Monday, March 4, 2013

Spring Planting


In Minnesota March is greeted with snow-covered fields of frozen earth. April snowfall is not uncommon.  When we lived there, I once planted our garden on May 1 only to have it freeze.  But we are back in Texas where spring comes early. The first of March finds nurseries overflowing with flowers and vegetables begging for a place to grow. Whether in Minnesota or Texas, there is something about digging in the earth, sowing seed and burying plants in the freshly turned soil.  It is an act of faith, of hope and expectation. It is an ancient ritual of believing. It is a way of interacting with life’s mysterious miracle. When I was in Minnesota, I wrote a poem about the experience.

I have bedded them,
laid them down to sleep,
dug shallow graves
and buried them
beneath soft soil,
dark, moist, rich dirt,
gently padded and patted.
 
They have been accepted
by the earth,
their burial signified by stick-markers
on which are written their names,
not in remembrance but in expectation,
waiting for them to wake,
to spring from dormant death into full flower:
pink and red and lavender,
yellow and white
the funeral-ritual of spring.
 
Cemeteries are like gardens, the name markers signifying the faith and hope with which the bodies of those who have gone on before were laid to rest. What is buried appears to be dead and lifeless. But is it?

Paul had this image in mind when he wrote, “When you sow, you do not plant the body that will be, but just a seed, perhaps of wheat or of something else.  But God gives it a body as he has determined, and to each kind of seed he gives its own body.  … So will it be with the resurrection of the dead. The body that is sown is perishable, it is raised imperishable; it is sown in dishonor, it is raised in glory; it is sown in weakness, it is raised in power;  it is sown a natural body, it is raised a spiritual body.

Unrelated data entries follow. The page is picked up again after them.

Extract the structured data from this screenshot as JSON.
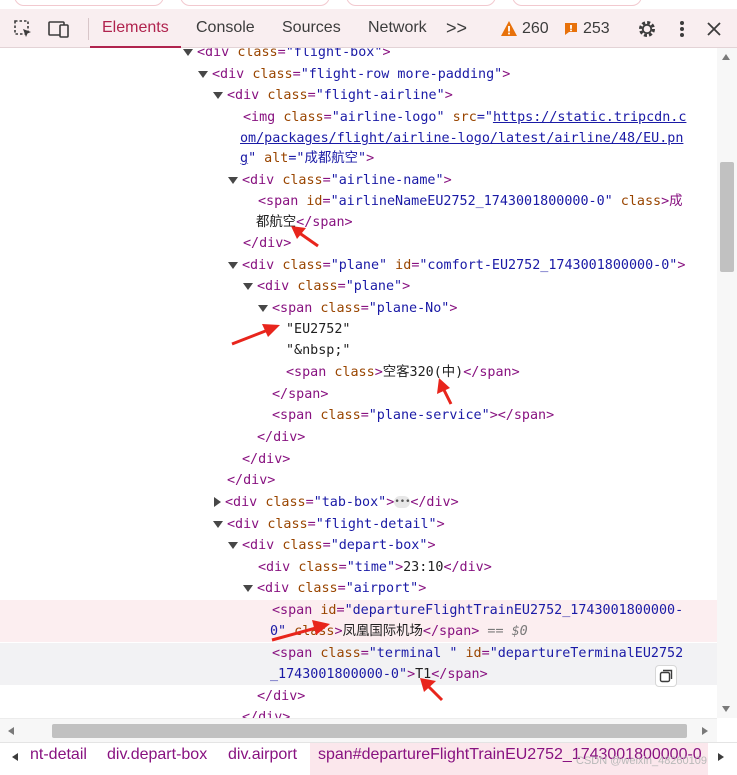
{
  "toolbar": {
    "tabs": [
      "Elements",
      "Console",
      "Sources",
      "Network"
    ],
    "more_label": ">>",
    "warning_count": "260",
    "error_count": "253",
    "icons": [
      "inspect-icon",
      "device-toolbar-icon",
      "warning-icon",
      "error-icon",
      "settings-icon",
      "more-vert-icon",
      "close-icon"
    ],
    "accent_color": "#b0234e"
  },
  "code_lines": [
    {
      "indent": 0,
      "tri": "down",
      "html": "&lt;div <a>class</a>=\"flight-box\"&gt;"
    },
    {
      "indent": 1,
      "tri": "down",
      "html": "&lt;div <a>class</a>=\"flight-row more-padding\"&gt;"
    }
  ],
  "dom": {
    "l01": {
      "t1": "<div ",
      "a1": "class",
      "v1": "\"flight-box\"",
      "t2": ">"
    },
    "l02": {
      "t1": "<div ",
      "a1": "class",
      "v1": "\"flight-row more-padding\"",
      "t2": ">"
    },
    "l03": {
      "t1": "<div ",
      "a1": "class",
      "v1": "\"flight-airline\"",
      "t2": ">"
    },
    "l04": {
      "t1": "<img ",
      "a1": "class",
      "v1": "\"airline-logo\"",
      "a2": " src",
      "v2a": "=\"",
      "link1": "https://static.tripcdn.c"
    },
    "l05": {
      "link2": "om/packages/flight/airline-logo/latest/airline/48/EU.pn"
    },
    "l06": {
      "link3": "g",
      "v3": "\"",
      "a3": " alt",
      "v4": "=\"成都航空\"",
      "t2": ">"
    },
    "l07": {
      "t1": "<div ",
      "a1": "class",
      "v1": "\"airline-name\"",
      "t2": ">"
    },
    "l08": {
      "t1": "<span ",
      "a1": "id",
      "v1": "\"airlineNameEU2752_1743001800000-0\"",
      "a2": " class",
      "t2": ">成"
    },
    "l09": {
      "tx": "都航空",
      "t2": "</span>"
    },
    "l10": {
      "t2": "</div>"
    },
    "l11": {
      "t1": "<div ",
      "a1": "class",
      "v1": "\"plane\"",
      "a2": " id",
      "v2": "\"comfort-EU2752_1743001800000-0\"",
      "t2": ">"
    },
    "l12": {
      "t1": "<div ",
      "a1": "class",
      "v1": "\"plane\"",
      "t2": ">"
    },
    "l13": {
      "t1": "<span ",
      "a1": "class",
      "v1": "\"plane-No\"",
      "t2": ">"
    },
    "l14": {
      "tx": "\"EU2752\""
    },
    "l15": {
      "tx": "\"&nbsp;\""
    },
    "l16": {
      "t1": "<span ",
      "a1": "class",
      "t2": ">",
      "tx": "空客320(中)",
      "t3": "</span>"
    },
    "l17": {
      "t2": "</span>"
    },
    "l18": {
      "t1": "<span ",
      "a1": "class",
      "v1": "\"plane-service\"",
      "t2": "></span>"
    },
    "l19": {
      "t2": "</div>"
    },
    "l20": {
      "t2": "</div>"
    },
    "l21": {
      "t2": "</div>"
    },
    "l22": {
      "t1": "<div ",
      "a1": "class",
      "v1": "\"tab-box\"",
      "t2": ">",
      "ell": "•••",
      "t3": "</div>"
    },
    "l23": {
      "t1": "<div ",
      "a1": "class",
      "v1": "\"flight-detail\"",
      "t2": ">"
    },
    "l24": {
      "t1": "<div ",
      "a1": "class",
      "v1": "\"depart-box\"",
      "t2": ">"
    },
    "l25": {
      "t1": "<div ",
      "a1": "class",
      "v1": "\"time\"",
      "t2": ">",
      "tx": "23:10",
      "t3": "</div>"
    },
    "l26": {
      "t1": "<div ",
      "a1": "class",
      "v1": "\"airport\"",
      "t2": ">"
    },
    "l27": {
      "t1": "<span ",
      "a1": "id",
      "v1": "\"departureFlightTrainEU2752_1743001800000-"
    },
    "l28": {
      "v1": "0\"",
      "a1": " class",
      "t2": ">",
      "tx": "凤凰国际机场",
      "t3": "</span>",
      "dim": " == $0"
    },
    "l29": {
      "t1": "<span ",
      "a1": "class",
      "v1": "\"terminal \"",
      "a2": " id",
      "v2": "\"departureTerminalEU2752"
    },
    "l30": {
      "v1": "_1743001800000-0\"",
      "t2": ">",
      "tx": "T1",
      "t3": "</span>"
    },
    "l31": {
      "t2": "</div>"
    },
    "l32": {
      "t2": "</div>"
    }
  },
  "breadcrumb": [
    "nt-detail",
    "div.depart-box",
    "div.airport",
    "span#departureFlightTrainEU2752_1743001800000-0"
  ],
  "watermark": "CSDN @weixin_48260109"
}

      I declare to you, brothers and sisters, that flesh and blood cannot inherit the kingdom of God, nor does the perishable inherit the imperishable. Listen, I tell you a mystery: We will not all sleep, but we will all be changed— in a flash, in the twinkling of an eye, at the last trumpet. For the trumpet will sound, the dead will be raised imperishable, and we will be changed.  For the perishable must clothe itself with the imperishable, and the mortal with immortality. When the perishable has been clothed with the imperishable, and the mortal with immortality, then the saying that is written will come true: ‘Death has been swallowed up in victory.’ … thanks be to God who gives us the victory through our Lord Jesus Christ.” (1 Corinthians 15:37-54).